Date: Tuesday, March 04, 2008
Title: Murphy's Law in algebraic geometry: Badlybehaved moduli spaces
Abstract: We consider the question: "How bad can the deformation space of an
object be?'' (Alternatively: "What singularities can appear on a
moduli space?'') The answer seems to be: "Unless there is some a
priori reason otherwise, the deformation space can be arbitrarily
bad.'' We show this for a number of important moduli spaces.
More precisely, up to smooth parameters, every singularity that can be
described by equations with integer coefficients appears on moduli
spaces parameterizing: smooth projective surfaces (or
higherdimensional manifolds); smooth curves in projective space (the
space of stable maps, or the Hilbert scheme); plane curves with nodes
and cusps; stable sheaves; isolated threefold singularities; and more.
The objects themselves are not pathological, and are in fact as nice
as can be. This justifies Mumford's philosophy that even moduli
spaces of wellbehaved objects should be arbitrarily bad unless there
is an a priori reason otherwise.
I will begin by telling you what "moduli spaces'' and "deformation
spaces'' are. The complexminded listener can work in the holomorphic
category; the arithmetic listener can think in mixed or positive

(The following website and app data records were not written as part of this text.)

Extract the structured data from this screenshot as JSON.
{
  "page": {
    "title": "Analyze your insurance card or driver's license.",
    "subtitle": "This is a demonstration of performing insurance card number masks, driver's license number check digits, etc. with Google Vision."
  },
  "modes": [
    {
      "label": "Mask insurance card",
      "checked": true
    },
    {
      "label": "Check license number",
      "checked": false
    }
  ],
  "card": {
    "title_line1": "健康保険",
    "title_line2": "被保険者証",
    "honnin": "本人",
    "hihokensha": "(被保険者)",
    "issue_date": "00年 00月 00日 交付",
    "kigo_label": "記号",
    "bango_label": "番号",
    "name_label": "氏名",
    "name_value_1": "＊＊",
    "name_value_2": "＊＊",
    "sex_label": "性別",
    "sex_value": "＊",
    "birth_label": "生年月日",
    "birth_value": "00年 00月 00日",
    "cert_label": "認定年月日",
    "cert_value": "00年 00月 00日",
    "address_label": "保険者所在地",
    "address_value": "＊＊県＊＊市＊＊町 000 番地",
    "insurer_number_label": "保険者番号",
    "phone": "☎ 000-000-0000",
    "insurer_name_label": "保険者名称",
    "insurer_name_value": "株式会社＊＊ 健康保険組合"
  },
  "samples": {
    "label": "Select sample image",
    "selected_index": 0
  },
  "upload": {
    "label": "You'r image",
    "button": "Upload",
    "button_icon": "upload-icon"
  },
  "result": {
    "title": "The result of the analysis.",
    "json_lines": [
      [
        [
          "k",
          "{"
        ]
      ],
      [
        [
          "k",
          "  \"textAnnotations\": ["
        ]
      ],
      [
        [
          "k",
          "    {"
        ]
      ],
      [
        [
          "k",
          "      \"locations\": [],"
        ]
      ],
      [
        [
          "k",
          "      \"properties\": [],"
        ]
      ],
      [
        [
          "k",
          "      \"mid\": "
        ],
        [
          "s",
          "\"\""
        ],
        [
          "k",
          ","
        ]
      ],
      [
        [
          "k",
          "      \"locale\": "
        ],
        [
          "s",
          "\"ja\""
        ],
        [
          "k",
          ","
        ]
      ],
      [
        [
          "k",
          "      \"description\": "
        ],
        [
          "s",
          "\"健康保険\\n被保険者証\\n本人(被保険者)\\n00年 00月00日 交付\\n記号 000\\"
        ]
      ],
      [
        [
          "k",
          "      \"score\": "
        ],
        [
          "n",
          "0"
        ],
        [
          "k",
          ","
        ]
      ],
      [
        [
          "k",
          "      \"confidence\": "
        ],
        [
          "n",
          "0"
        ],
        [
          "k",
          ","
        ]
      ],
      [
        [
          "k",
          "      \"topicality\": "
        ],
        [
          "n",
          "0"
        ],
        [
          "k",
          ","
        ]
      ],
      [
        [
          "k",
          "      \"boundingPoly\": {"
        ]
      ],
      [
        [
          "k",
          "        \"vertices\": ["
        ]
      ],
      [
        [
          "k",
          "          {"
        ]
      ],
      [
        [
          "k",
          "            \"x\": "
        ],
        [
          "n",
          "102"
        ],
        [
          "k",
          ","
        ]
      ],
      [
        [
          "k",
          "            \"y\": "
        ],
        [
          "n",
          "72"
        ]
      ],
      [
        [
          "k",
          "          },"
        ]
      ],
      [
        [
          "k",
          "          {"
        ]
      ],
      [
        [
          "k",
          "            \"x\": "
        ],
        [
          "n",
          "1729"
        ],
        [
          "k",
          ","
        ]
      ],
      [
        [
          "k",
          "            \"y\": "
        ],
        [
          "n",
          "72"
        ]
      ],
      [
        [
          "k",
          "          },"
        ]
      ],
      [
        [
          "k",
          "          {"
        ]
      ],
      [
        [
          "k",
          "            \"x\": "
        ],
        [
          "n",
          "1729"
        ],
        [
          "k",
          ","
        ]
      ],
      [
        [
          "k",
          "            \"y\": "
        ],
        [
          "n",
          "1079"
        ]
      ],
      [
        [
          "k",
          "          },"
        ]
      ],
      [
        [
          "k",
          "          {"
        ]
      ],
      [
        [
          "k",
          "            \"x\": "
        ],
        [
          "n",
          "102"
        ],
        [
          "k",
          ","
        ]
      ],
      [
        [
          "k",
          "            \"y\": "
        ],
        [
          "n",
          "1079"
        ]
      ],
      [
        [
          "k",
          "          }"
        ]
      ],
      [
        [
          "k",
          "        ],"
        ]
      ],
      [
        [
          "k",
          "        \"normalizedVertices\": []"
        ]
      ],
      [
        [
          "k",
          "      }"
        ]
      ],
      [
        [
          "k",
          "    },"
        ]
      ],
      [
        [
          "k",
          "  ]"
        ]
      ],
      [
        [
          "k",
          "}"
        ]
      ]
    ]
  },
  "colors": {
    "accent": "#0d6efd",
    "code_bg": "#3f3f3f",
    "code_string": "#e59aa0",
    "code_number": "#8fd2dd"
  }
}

characteristic. This talk is intended to be (mostly) comprehensible
to a broad audience.
Speaker: Ravi Vakil
Institution: Stanford University